If I’m burnt out, then I just need a break. I tend to write every day and I don’t take days off very often. Usually that’s fine—I love writing and I get twitchy when I don’t. But there are times when my brain gives me a big, fat NOPE and I need to give myself permission to take a real break.
If I’m only a little burnt out—fatigued, maybe—changing scenery helps a lot. If I’m at my desk, I’ll take my laptop to another room. Sometimes I’ll go for a drive by myself—listen to music and clear my head. That kind of thing.
Lucy: What’s the biggest adrenaline rush you’ve ever had?
Claire: Probably downhill mountain biking. My husband likes to do crazy stuff like that. We went to Stevens Pass (ski area in Washington) in the summer and rode the ski lift up, then biked down. That was intense.
Lucy: If you weren’t a writer, what else could you see yourself doing?
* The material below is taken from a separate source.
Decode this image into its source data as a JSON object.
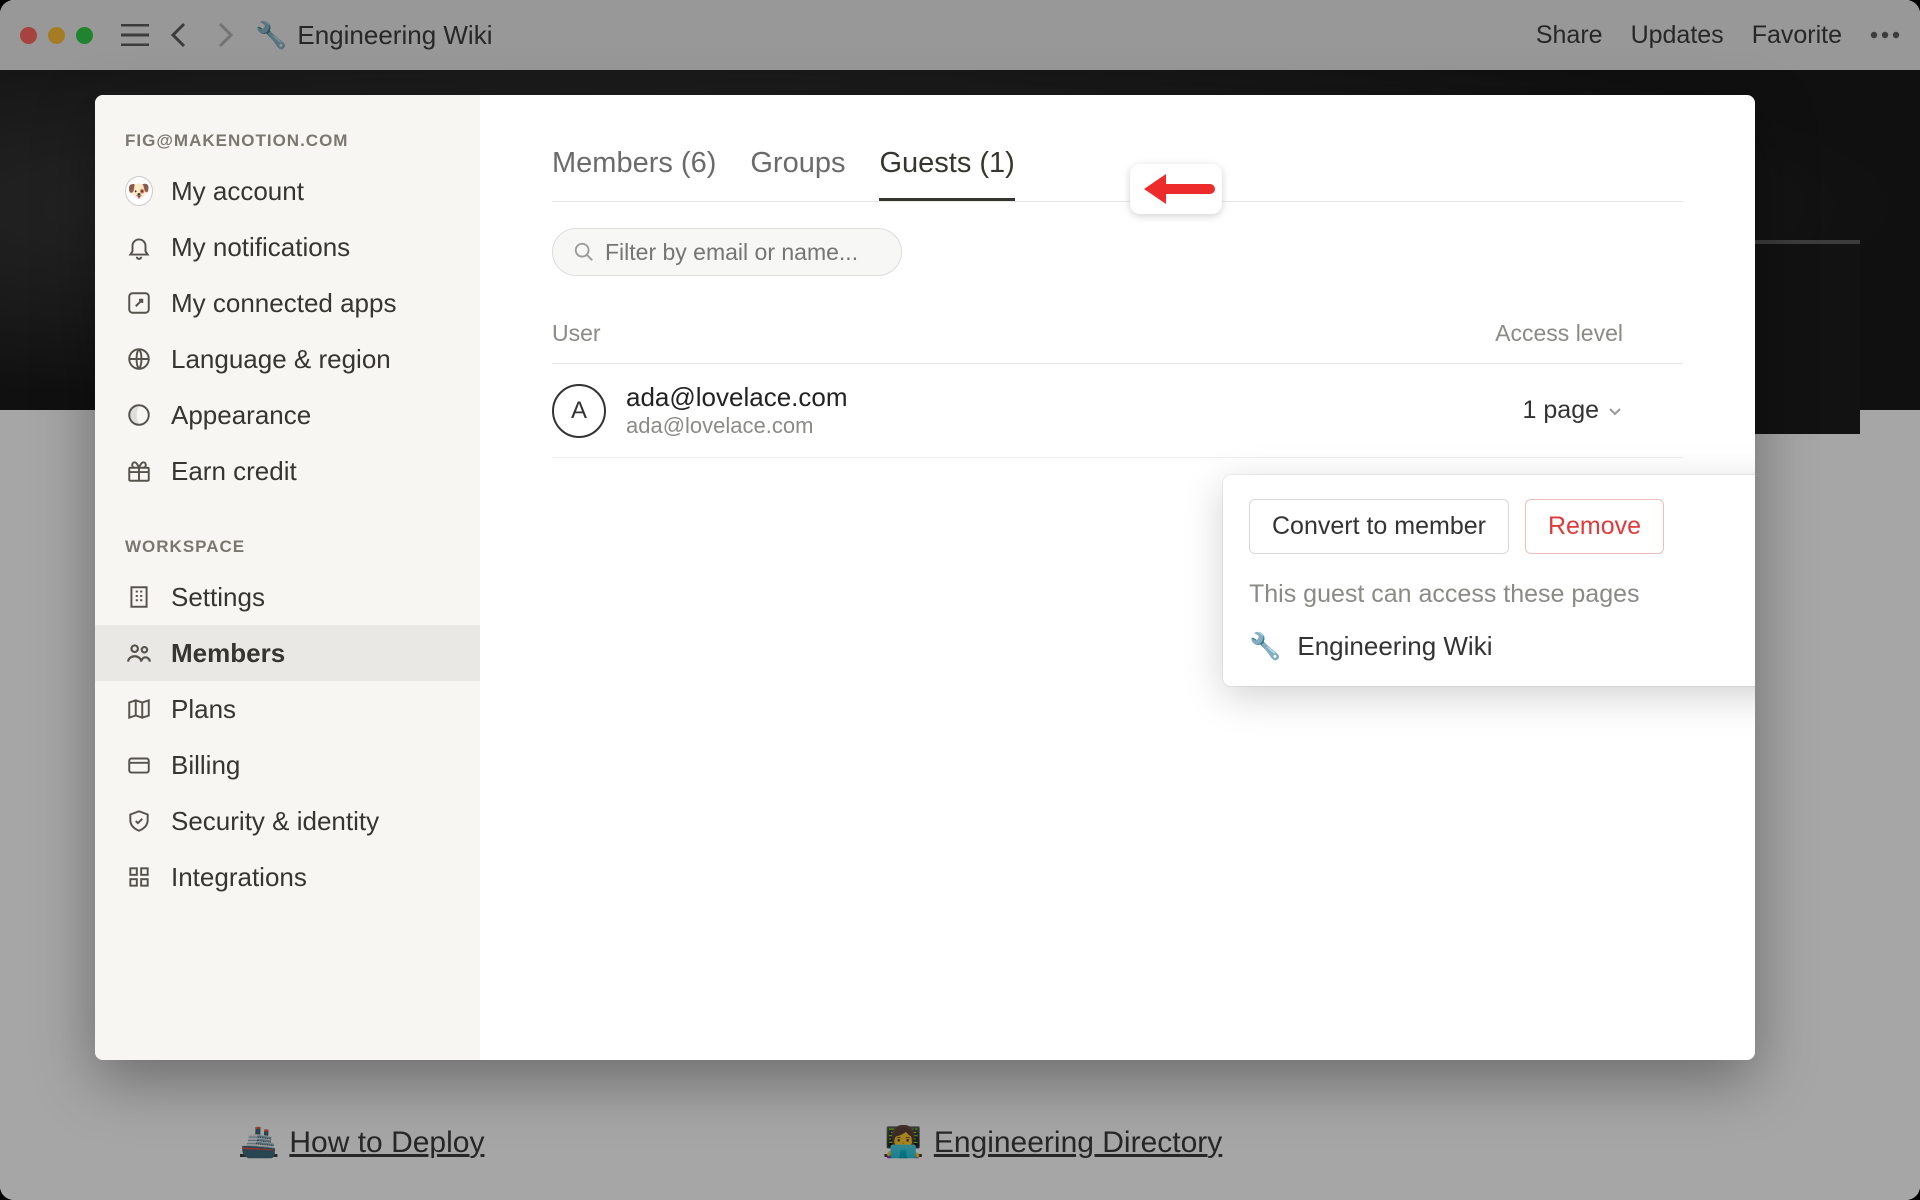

Claire: At this point in my life, if I wasn’t a writer, I don’t think I’d have a different outside job. I’d still be staying home with my kids (and theoretically have actual free time, LOL). Other than that, I honestly don’t know what else I’d do. I had a corporate-type career before I had kids, but that feels like a lifetime ago, and it’s not something I’d go back to. I think if I didn’t write, all that spacey daydreaming I do would just go to waste.
Lucy: What do you admire most about your hubby?
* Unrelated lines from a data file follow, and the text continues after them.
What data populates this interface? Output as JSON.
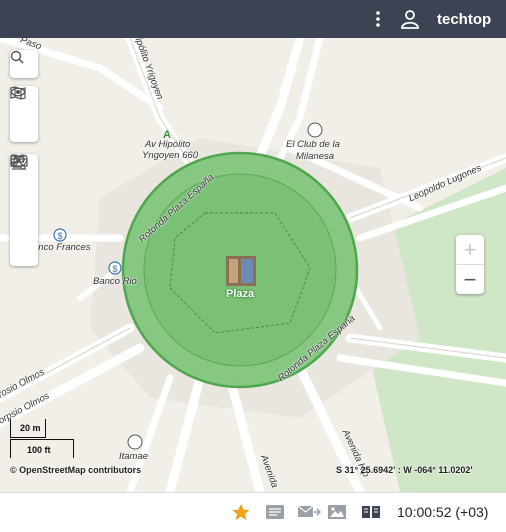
{
  "header": {
    "username": "techtop",
    "menu_icon": "kebab-menu-icon",
    "user_icon": "user-icon"
  },
  "map": {
    "place_label": "Plaza",
    "zoom_in": "+",
    "zoom_out": "−",
    "labels": {
      "av_hipolito": "Av Hipólito",
      "yngoyen": "Yngoyen 660",
      "el_club": "El Club de la",
      "milanesa": "Milanesa",
      "rotonda_top": "Rotonda Plaza España",
      "rotonda_bottom": "Rotonda Plaza España",
      "leopoldo": "Leopoldo Lugones",
      "banco_frances": "anco Frances",
      "banco_rio": "Banco Rio",
      "hipolito_road": "Hipólito Yrigoyen",
      "osio_olmos": "rosio Olmos",
      "orpsio_olmos": "orpsio Olmos",
      "itamae": "Itamae",
      "avenida": "Avenida Hip",
      "avenida2": "Avenida",
      "top_left": "Paso"
    },
    "scale": {
      "metric": "20 m",
      "imperial": "100 ft"
    },
    "attribution": "© OpenStreetMap contributors",
    "coordinates": "S 31° 25.6942' : W -064° 11.0202'"
  },
  "footer": {
    "time": "10:00:52 (+03)"
  },
  "colors": {
    "header_bg": "#3c4352",
    "geofence_fill": "#7dc47a",
    "geofence_stroke": "#4fa64c",
    "star": "#f0a21a"
  }
}
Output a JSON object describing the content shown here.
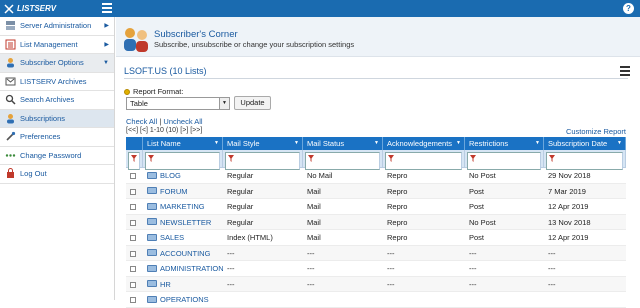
{
  "app": {
    "name": "LISTSERV",
    "help_label": "?"
  },
  "sidebar": {
    "items": [
      {
        "label": "Server Administration",
        "icon": "server-icon",
        "arrow": "▶"
      },
      {
        "label": "List Management",
        "icon": "list-icon",
        "arrow": "▶"
      },
      {
        "label": "Subscriber Options",
        "icon": "subscriber-icon",
        "arrow": "▼"
      },
      {
        "label": "LISTSERV Archives",
        "icon": "archive-icon"
      },
      {
        "label": "Search Archives",
        "icon": "search-icon"
      },
      {
        "label": "Subscriptions",
        "icon": "subscriptions-icon"
      },
      {
        "label": "Preferences",
        "icon": "preferences-icon"
      },
      {
        "label": "Change Password",
        "icon": "password-icon"
      },
      {
        "label": "Log Out",
        "icon": "logout-icon"
      }
    ]
  },
  "banner": {
    "title": "Subscriber's Corner",
    "subtitle": "Subscribe, unsubscribe or change your subscription settings"
  },
  "lists": {
    "title": "LSOFT.US (10 Lists)",
    "report_format_label": "Report Format:",
    "report_format_value": "Table",
    "update_label": "Update",
    "check_all": "Check All",
    "separator": "|",
    "uncheck_all": "Uncheck All",
    "pager": "[<<] [<] 1-10 (10) [>] [>>]",
    "customize": "Customize Report"
  },
  "table": {
    "columns": [
      "List Name",
      "Mail Style",
      "Mail Status",
      "Acknowledgements",
      "Restrictions",
      "Subscription Date"
    ],
    "rows": [
      [
        "BLOG",
        "Regular",
        "No Mail",
        "Repro",
        "No Post",
        "29 Nov 2018"
      ],
      [
        "FORUM",
        "Regular",
        "Mail",
        "Repro",
        "Post",
        "7 Mar 2019"
      ],
      [
        "MARKETING",
        "Regular",
        "Mail",
        "Repro",
        "Post",
        "12 Apr 2019"
      ],
      [
        "NEWSLETTER",
        "Regular",
        "Mail",
        "Repro",
        "No Post",
        "13 Nov 2018"
      ],
      [
        "SALES",
        "Index (HTML)",
        "Mail",
        "Repro",
        "Post",
        "12 Apr 2019"
      ],
      [
        "ACCOUNTING",
        "---",
        "---",
        "---",
        "---",
        "---"
      ],
      [
        "ADMINISTRATION",
        "---",
        "---",
        "---",
        "---",
        "---"
      ],
      [
        "HR",
        "---",
        "---",
        "---",
        "---",
        "---"
      ],
      [
        "OPERATIONS",
        "",
        "",
        "",
        "",
        ""
      ]
    ]
  },
  "colors": {
    "brand": "#1a6bb0",
    "header": "#1a72c4",
    "link": "#1a5aa0"
  }
}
Claire: I love how he’s unapologetically himself. He doesn’t spend a lot of time or energy worrying about what other people think. He is who he is, he likes what he likes, and other people’s opinions don’t matter to him very much.
He’s also very random and spontaneous. I’m one of those people who needs to mull things over (sometimes too much—I’m a terrible overthinker). But he can just make decisions on the fly and roll with it. He keeps life fun.
Lucy: Favorite trope in a romance novel?
Claire: That’s a tough one. Friends to lovers is a big favorite. I love it when one of the characters (the hero, especially) is crazy about the other, but thinks they can’t be together. There’s so much angst in that type of unrequited love—spending time together, having to watch them date other people. When it’s done well, the payoff when they make it to their HEA can be really rewarding.
I love the opposite too—enemies to lovers. There’s so much room for the characters and the relationship to grow when they start out hating each other.
Lucy: What drives you insane and/or murders your soul?
Claire: When people are shitty to each other. Life is hard enough without making things difficult for other people. I like to take the immortal advice of Bill and Ted to heart: be excellent to each other.
Claire’s newest release, Hot Single Dad, is a swoon-worthy standalone that you should grab immediately!
“I loved this book from the beginning. I couldn’t get enough. This is literally one of my all time favorite books now.” ~ Sassy Southern Book Blog